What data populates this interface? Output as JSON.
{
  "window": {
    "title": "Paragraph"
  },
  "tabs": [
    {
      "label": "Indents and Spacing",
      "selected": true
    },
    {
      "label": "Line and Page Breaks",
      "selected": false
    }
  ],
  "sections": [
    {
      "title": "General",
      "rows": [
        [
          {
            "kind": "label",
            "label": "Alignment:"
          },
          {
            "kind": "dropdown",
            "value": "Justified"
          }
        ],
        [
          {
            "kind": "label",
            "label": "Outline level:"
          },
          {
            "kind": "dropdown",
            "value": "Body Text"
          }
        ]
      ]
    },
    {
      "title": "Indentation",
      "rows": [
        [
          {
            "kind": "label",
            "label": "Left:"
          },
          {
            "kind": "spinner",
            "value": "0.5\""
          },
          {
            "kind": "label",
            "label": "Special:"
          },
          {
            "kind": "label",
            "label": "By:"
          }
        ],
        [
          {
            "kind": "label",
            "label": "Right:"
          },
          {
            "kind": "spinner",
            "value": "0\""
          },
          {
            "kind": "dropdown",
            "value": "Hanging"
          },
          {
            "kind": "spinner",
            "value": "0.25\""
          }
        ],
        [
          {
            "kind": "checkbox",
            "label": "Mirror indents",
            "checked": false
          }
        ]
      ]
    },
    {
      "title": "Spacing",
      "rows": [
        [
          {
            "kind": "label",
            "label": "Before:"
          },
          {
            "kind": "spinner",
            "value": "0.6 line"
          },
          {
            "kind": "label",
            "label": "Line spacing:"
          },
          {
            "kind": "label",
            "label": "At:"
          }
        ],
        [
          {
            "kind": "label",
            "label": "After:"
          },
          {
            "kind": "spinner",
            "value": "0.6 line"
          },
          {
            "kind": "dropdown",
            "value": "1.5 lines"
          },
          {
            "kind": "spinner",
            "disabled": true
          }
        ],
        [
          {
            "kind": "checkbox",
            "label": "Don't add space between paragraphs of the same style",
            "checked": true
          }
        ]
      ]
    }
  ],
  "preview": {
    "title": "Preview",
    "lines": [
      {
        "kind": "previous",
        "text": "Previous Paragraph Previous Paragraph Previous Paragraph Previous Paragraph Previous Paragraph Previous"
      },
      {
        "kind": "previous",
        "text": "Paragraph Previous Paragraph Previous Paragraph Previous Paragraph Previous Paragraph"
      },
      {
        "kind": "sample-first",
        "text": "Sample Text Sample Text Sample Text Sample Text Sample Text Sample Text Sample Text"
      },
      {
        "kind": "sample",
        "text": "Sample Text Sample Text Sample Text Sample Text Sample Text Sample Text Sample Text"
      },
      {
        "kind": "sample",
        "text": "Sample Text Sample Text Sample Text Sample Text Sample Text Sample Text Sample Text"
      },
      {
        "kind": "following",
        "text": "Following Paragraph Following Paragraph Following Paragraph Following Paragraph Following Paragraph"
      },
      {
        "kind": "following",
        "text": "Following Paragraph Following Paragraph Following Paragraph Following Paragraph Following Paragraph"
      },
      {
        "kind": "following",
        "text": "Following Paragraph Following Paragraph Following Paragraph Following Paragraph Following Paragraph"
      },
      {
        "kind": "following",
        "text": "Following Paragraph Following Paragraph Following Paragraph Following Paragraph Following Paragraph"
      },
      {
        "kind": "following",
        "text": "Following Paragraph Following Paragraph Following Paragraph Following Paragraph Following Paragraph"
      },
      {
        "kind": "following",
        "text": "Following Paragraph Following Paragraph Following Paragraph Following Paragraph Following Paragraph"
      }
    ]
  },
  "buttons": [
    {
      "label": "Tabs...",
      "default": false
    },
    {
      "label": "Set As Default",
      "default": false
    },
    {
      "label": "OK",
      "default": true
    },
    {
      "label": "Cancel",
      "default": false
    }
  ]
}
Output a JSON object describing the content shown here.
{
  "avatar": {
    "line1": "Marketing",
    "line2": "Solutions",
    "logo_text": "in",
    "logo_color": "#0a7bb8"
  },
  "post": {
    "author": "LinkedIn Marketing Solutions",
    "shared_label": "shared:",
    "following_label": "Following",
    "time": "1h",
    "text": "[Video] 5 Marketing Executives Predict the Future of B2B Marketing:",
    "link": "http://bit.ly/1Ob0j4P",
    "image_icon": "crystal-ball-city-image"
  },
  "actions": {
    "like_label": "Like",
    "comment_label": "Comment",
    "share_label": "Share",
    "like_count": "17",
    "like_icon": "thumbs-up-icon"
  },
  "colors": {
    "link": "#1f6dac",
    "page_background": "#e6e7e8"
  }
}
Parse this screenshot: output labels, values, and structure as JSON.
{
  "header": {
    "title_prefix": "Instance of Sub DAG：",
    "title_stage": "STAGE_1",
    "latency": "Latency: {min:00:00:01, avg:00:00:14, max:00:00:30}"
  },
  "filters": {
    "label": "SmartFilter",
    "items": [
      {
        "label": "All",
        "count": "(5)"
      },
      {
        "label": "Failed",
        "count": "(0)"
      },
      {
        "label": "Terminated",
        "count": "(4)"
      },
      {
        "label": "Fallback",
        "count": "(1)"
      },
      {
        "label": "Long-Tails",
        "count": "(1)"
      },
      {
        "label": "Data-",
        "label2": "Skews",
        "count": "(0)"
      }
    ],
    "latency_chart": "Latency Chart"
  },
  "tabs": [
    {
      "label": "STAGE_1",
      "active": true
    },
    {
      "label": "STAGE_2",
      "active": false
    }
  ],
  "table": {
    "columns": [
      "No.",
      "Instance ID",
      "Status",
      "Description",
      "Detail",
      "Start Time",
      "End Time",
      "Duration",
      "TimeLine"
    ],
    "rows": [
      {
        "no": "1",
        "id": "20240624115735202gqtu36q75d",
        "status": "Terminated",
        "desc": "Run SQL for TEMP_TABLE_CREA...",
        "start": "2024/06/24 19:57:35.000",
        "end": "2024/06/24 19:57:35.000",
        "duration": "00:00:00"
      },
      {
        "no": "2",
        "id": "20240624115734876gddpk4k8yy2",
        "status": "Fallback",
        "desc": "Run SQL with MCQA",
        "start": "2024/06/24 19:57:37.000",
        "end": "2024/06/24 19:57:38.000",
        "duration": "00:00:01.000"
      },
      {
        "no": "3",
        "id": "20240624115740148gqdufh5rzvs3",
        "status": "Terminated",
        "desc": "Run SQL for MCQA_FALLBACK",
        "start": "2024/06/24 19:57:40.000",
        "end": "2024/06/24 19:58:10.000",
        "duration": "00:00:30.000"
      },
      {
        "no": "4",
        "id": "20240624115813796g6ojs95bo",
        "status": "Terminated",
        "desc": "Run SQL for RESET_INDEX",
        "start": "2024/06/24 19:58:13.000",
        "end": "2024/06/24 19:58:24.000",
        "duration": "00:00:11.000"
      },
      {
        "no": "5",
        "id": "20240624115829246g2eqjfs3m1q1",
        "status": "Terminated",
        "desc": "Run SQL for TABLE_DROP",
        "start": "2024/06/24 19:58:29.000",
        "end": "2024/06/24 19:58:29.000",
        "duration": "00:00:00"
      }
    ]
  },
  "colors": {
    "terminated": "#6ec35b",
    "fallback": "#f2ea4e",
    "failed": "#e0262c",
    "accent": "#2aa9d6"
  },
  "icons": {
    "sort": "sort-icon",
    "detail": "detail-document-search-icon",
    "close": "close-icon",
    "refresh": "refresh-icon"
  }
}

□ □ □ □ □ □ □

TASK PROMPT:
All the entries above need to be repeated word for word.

RESULT OF THIS TASK:
What data populates this interface? Output as JSON.
{
  "window": {
    "title": "Paragraph"
  },
  "tabs": [
    {
      "label": "Indents and Spacing",
      "selected": true
    },
    {
      "label": "Line and Page Breaks",
      "selected": false
    }
  ],
  "sections": [
    {
      "title": "General",
      "rows": [
        [
          {
            "kind": "label",
            "label": "Alignment:"
          },
          {
            "kind": "dropdown",
            "value": "Justified"
          }
        ],
        [
          {
            "kind": "label",
            "label": "Outline level:"
          },
          {
            "kind": "dropdown",
            "value": "Body Text"
          }
        ]
      ]
    },
    {
      "title": "Indentation",
      "rows": [
        [
          {
            "kind": "label",
            "label": "Left:"
          },
          {
            "kind": "spinner",
            "value": "0.5\""
          },
          {
            "kind": "label",
            "label": "Special:"
          },
          {
            "kind": "label",
            "label": "By:"
          }
        ],
        [
          {
            "kind": "label",
            "label": "Right:"
          },
          {
            "kind": "spinner",
            "value": "0\""
          },
          {
            "kind": "dropdown",
            "value": "Hanging"
          },
          {
            "kind": "spinner",
            "value": "0.25\""
          }
        ],
        [
          {
            "kind": "checkbox",
            "label": "Mirror indents",
            "checked": false
          }
        ]
      ]
    },
    {
      "title": "Spacing",
      "rows": [
        [
          {
            "kind": "label",
            "label": "Before:"
          },
          {
            "kind": "spinner",
            "value": "0.6 line"
          },
          {
            "kind": "label",
            "label": "Line spacing:"
          },
          {
            "kind": "label",
            "label": "At:"
          }
        ],
        [
          {
            "kind": "label",
            "label": "After:"
          },
          {
            "kind": "spinner",
            "value": "0.6 line"
          },
          {
            "kind": "dropdown",
            "value": "1.5 lines"
          },
          {
            "kind": "spinner",
            "disabled": true
          }
        ],
        [
          {
            "kind": "checkbox",
            "label": "Don't add space between paragraphs of the same style",
            "checked": true
          }
        ]
      ]
    }
  ],
  "preview": {
    "title": "Preview",
    "lines": [
      {
        "kind": "previous",
        "text": "Previous Paragraph Previous Paragraph Previous Paragraph Previous Paragraph Previous Paragraph Previous"
      },
      {
        "kind": "previous",
        "text": "Paragraph Previous Paragraph Previous Paragraph Previous Paragraph Previous Paragraph"
      },
      {
        "kind": "sample-first",
        "text": "Sample Text Sample Text Sample Text Sample Text Sample Text Sample Text Sample Text"
      },
      {
        "kind": "sample",
        "text": "Sample Text Sample Text Sample Text Sample Text Sample Text Sample Text Sample Text"
      },
      {
        "kind": "sample",
        "text": "Sample Text Sample Text Sample Text Sample Text Sample Text Sample Text Sample Text"
      },
      {
        "kind": "following",
        "text": "Following Paragraph Following Paragraph Following Paragraph Following Paragraph Following Paragraph"
      },
      {
        "kind": "following",
        "text": "Following Paragraph Following Paragraph Following Paragraph Following Paragraph Following Paragraph"
      },
      {
        "kind": "following",
        "text": "Following Paragraph Following Paragraph Following Paragraph Following Paragraph Following Paragraph"
      },
      {
        "kind": "following",
        "text": "Following Paragraph Following Paragraph Following Paragraph Following Paragraph Following Paragraph"
      },
      {
        "kind": "following",
        "text": "Following Paragraph Following Paragraph Following Paragraph Following Paragraph Following Paragraph"
      },
      {
        "kind": "following",
        "text": "Following Paragraph Following Paragraph Following Paragraph Following Paragraph Following Paragraph"
      }
    ]
  },
  "buttons": [
    {
      "label": "Tabs...",
      "default": false
    },
    {
      "label": "Set As Default",
      "default": false
    },
    {
      "label": "OK",
      "default": true
    },
    {
      "label": "Cancel",
      "default": false
    }
  ]
}
Output a JSON object describing the content shown here.
{
  "avatar": {
    "line1": "Marketing",
    "line2": "Solutions",
    "logo_text": "in",
    "logo_color": "#0a7bb8"
  },
  "post": {
    "author": "LinkedIn Marketing Solutions",
    "shared_label": "shared:",
    "following_label": "Following",
    "time": "1h",
    "text": "[Video] 5 Marketing Executives Predict the Future of B2B Marketing:",
    "link": "http://bit.ly/1Ob0j4P",
    "image_icon": "crystal-ball-city-image"
  },
  "actions": {
    "like_label": "Like",
    "comment_label": "Comment",
    "share_label": "Share",
    "like_count": "17",
    "like_icon": "thumbs-up-icon"
  },
  "colors": {
    "link": "#1f6dac",
    "page_background": "#e6e7e8"
  }
}
Parse this screenshot: output labels, values, and structure as JSON.
{
  "header": {
    "title_prefix": "Instance of Sub DAG：",
    "title_stage": "STAGE_1",
    "latency": "Latency: {min:00:00:01, avg:00:00:14, max:00:00:30}"
  },
  "filters": {
    "label": "SmartFilter",
    "items": [
      {
        "label": "All",
        "count": "(5)"
      },
      {
        "label": "Failed",
        "count": "(0)"
      },
      {
        "label": "Terminated",
        "count": "(4)"
      },
      {
        "label": "Fallback",
        "count": "(1)"
      },
      {
        "label": "Long-Tails",
        "count": "(1)"
      },
      {
        "label": "Data-",
        "label2": "Skews",
        "count": "(0)"
      }
    ],
    "latency_chart": "Latency Chart"
  },
  "tabs": [
    {
      "label": "STAGE_1",
      "active": true
    },
    {
      "label": "STAGE_2",
      "active": false
    }
  ],
  "table": {
    "columns": [
      "No.",
      "Instance ID",
      "Status",
      "Description",
      "Detail",
      "Start Time",
      "End Time",
      "Duration",
      "TimeLine"
    ],
    "rows": [
      {
        "no": "1",
        "id": "20240624115735202gqtu36q75d",
        "status": "Terminated",
        "desc": "Run SQL for TEMP_TABLE_CREA...",
        "start": "2024/06/24 19:57:35.000",
        "end": "2024/06/24 19:57:35.000",
        "duration": "00:00:00"
      },
      {
        "no": "2",
        "id": "20240624115734876gddpk4k8yy2",
        "status": "Fallback",
        "desc": "Run SQL with MCQA",
        "start": "2024/06/24 19:57:37.000",
        "end": "2024/06/24 19:57:38.000",
        "duration": "00:00:01.000"
      },
      {
        "no": "3",
        "id": "20240624115740148gqdufh5rzvs3",
        "status": "Terminated",
        "desc": "Run SQL for MCQA_FALLBACK",
        "start": "2024/06/24 19:57:40.000",
        "end": "2024/06/24 19:58:10.000",
        "duration": "00:00:30.000"
      },
      {
        "no": "4",
        "id": "20240624115813796g6ojs95bo",
        "status": "Terminated",
        "desc": "Run SQL for RESET_INDEX",
        "start": "2024/06/24 19:58:13.000",
        "end": "2024/06/24 19:58:24.000",
        "duration": "00:00:11.000"
      },
      {
        "no": "5",
        "id": "20240624115829246g2eqjfs3m1q1",
        "status": "Terminated",
        "desc": "Run SQL for TABLE_DROP",
        "start": "2024/06/24 19:58:29.000",
        "end": "2024/06/24 19:58:29.000",
        "duration": "00:00:00"
      }
    ]
  },
  "colors": {
    "terminated": "#6ec35b",
    "fallback": "#f2ea4e",
    "failed": "#e0262c",
    "accent": "#2aa9d6"
  },
  "icons": {
    "sort": "sort-icon",
    "detail": "detail-document-search-icon",
    "close": "close-icon",
    "refresh": "refresh-icon"
  }
}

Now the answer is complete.